My knee finally had to give up its last glimmer of hope when I decided to do another 1.5-hour walk to the Savin Kuk ski lift, which would (painlessly!) take me once more to the top of yet another mountain.  As soon as I got to the lower station of the lift, dark clouds appeared out of nowhere and gathered around the peak. Then the thunder started to rumble. Loud. I half walked, half ran back to the lake.

IMG_20180621_144818Total gains of the extra 3-hour walk: I saw a cow, the cow saw me.

From the lake, there was still a 45-minute walk to my guesthouse. Fortunately, I had had the common sense to pack a pocket-sized raincoat in my llama bag, because I really got to put it to good use when the skies opened up and torrential rain poured down on me. I hurried toward the village by the side of the road when I heard heavy footsteps behind me. That’s when I met a fellow soaked traveler, Ana-Marija, who had gotten lost in the woods on her way to the lake, and now had to follow the road back to her campsite. She had tried to get a ride from the tour buses, but their drivers are not allowed to pick up hitchhikers. Soon, though, a small car with three older Montenegrin gentlemen stopped next to us and told us to get in. The car was tiny and the backseat even tinier, but the men really saved our day. They dropped me off at the pizzeria of my choosing, and had even driven Ana-Marija all the way to the campsite located in the next village. Quite hospitable, if you ask me.

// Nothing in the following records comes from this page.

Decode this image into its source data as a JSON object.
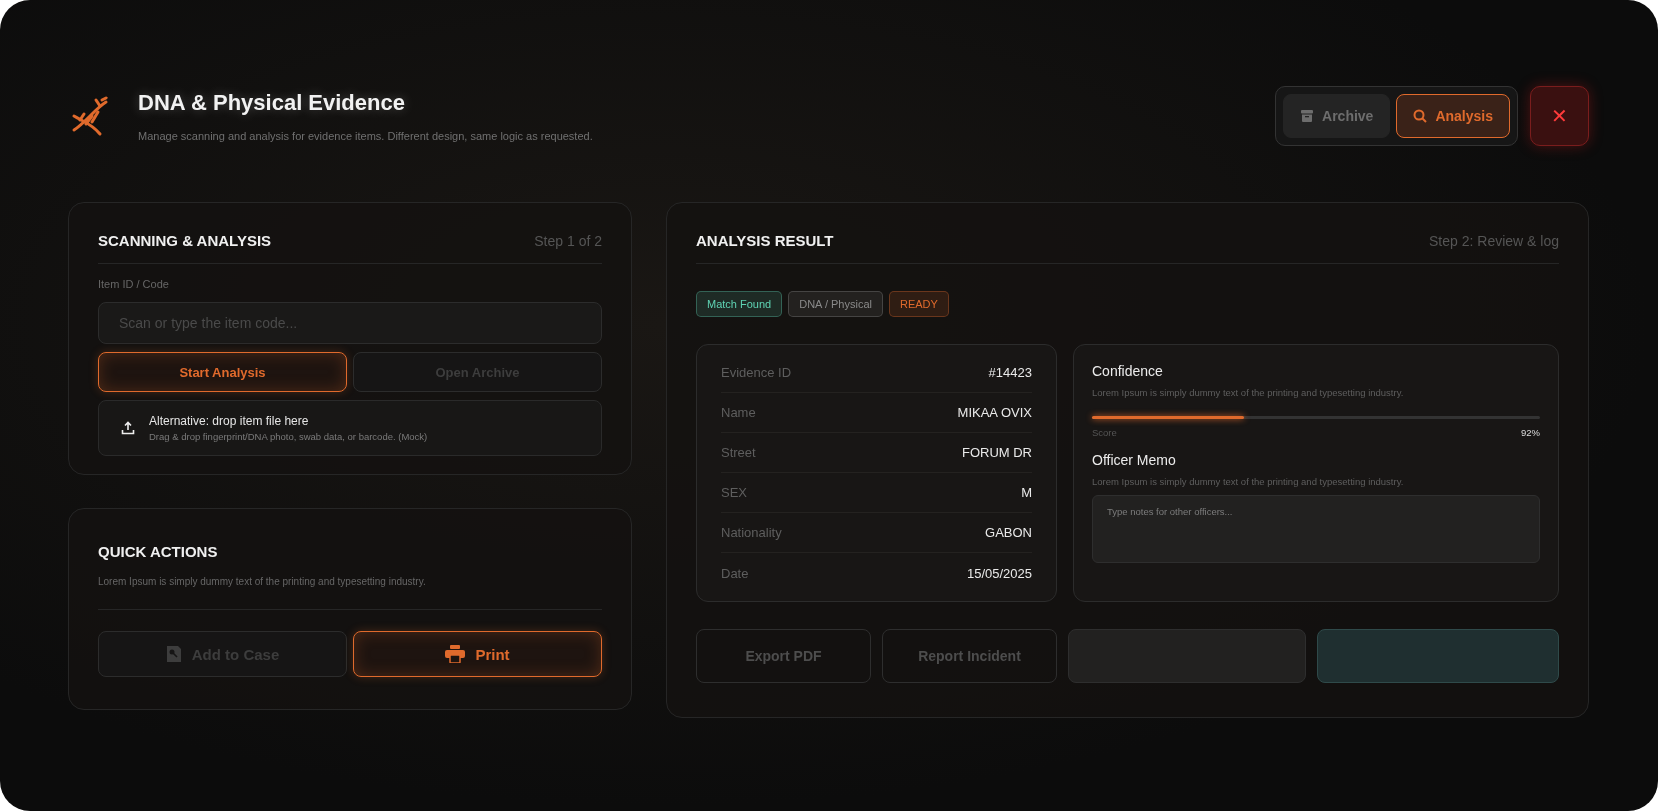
{
  "header": {
    "title": "DNA & Physical Evidence",
    "subtitle": "Manage scanning and analysis for evidence items. Different design, same logic as requested."
  },
  "nav_tabs": [
    {
      "label": "Archive",
      "kind": "archive",
      "selected": false
    },
    {
      "label": "Analysis",
      "kind": "search",
      "selected": true
    }
  ],
  "close_button": {
    "label": "✕"
  },
  "scanning": {
    "title": "SCANNING & ANALYSIS",
    "step": "Step 1 of 2",
    "field_label": "Item ID / Code",
    "placeholder": "Scan or type the item code...",
    "buttons": [
      {
        "label": "Start Analysis",
        "kind": "primary"
      },
      {
        "label": "Open Archive",
        "kind": "muted"
      }
    ],
    "drop": {
      "title": "Alternative: drop item file here",
      "hint": "Drag & drop fingerprint/DNA photo, swab data, or barcode. (Mock)"
    }
  },
  "quick_actions": {
    "title": "QUICK ACTIONS",
    "description": "Lorem Ipsum is simply dummy text of the printing and typesetting industry.",
    "buttons": [
      {
        "label": "Add to Case",
        "kind": "muted"
      },
      {
        "label": "Print",
        "kind": "primary"
      }
    ]
  },
  "result": {
    "title": "ANALYSIS RESULT",
    "step": "Step 2: Review & log",
    "badges": [
      {
        "label": "Match Found",
        "color": "#5fd3b4"
      },
      {
        "label": "DNA / Physical",
        "color": "#8a8a8a"
      },
      {
        "label": "READY",
        "color": "#e06a2c"
      }
    ],
    "fields": [
      {
        "label": "Evidence ID",
        "value": "#14423"
      },
      {
        "label": "Name",
        "value": "MIKAA OVIX"
      },
      {
        "label": "Street",
        "value": "FORUM DR"
      },
      {
        "label": "SEX",
        "value": "M"
      },
      {
        "label": "Nationality",
        "value": "GABON"
      },
      {
        "label": "Date",
        "value": "15/05/2025"
      }
    ],
    "confidence": {
      "title": "Confidence",
      "description": "Lorem Ipsum is simply dummy text of the printing and typesetting industry.",
      "level": 0.34,
      "score_label": "Score",
      "score": "92%"
    },
    "memo": {
      "title": "Officer Memo",
      "description": "Lorem Ipsum is simply dummy text of the printing and typesetting industry.",
      "placeholder": "Type notes for other officers..."
    },
    "actions": [
      {
        "label": "Export PDF",
        "kind": "outline"
      },
      {
        "label": "Report Incident",
        "kind": "outline"
      },
      {
        "kind": "blank"
      },
      {
        "kind": "teal"
      }
    ]
  }
}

To read all my posts on this Montenegro trip in English, click here: Montenegro18EN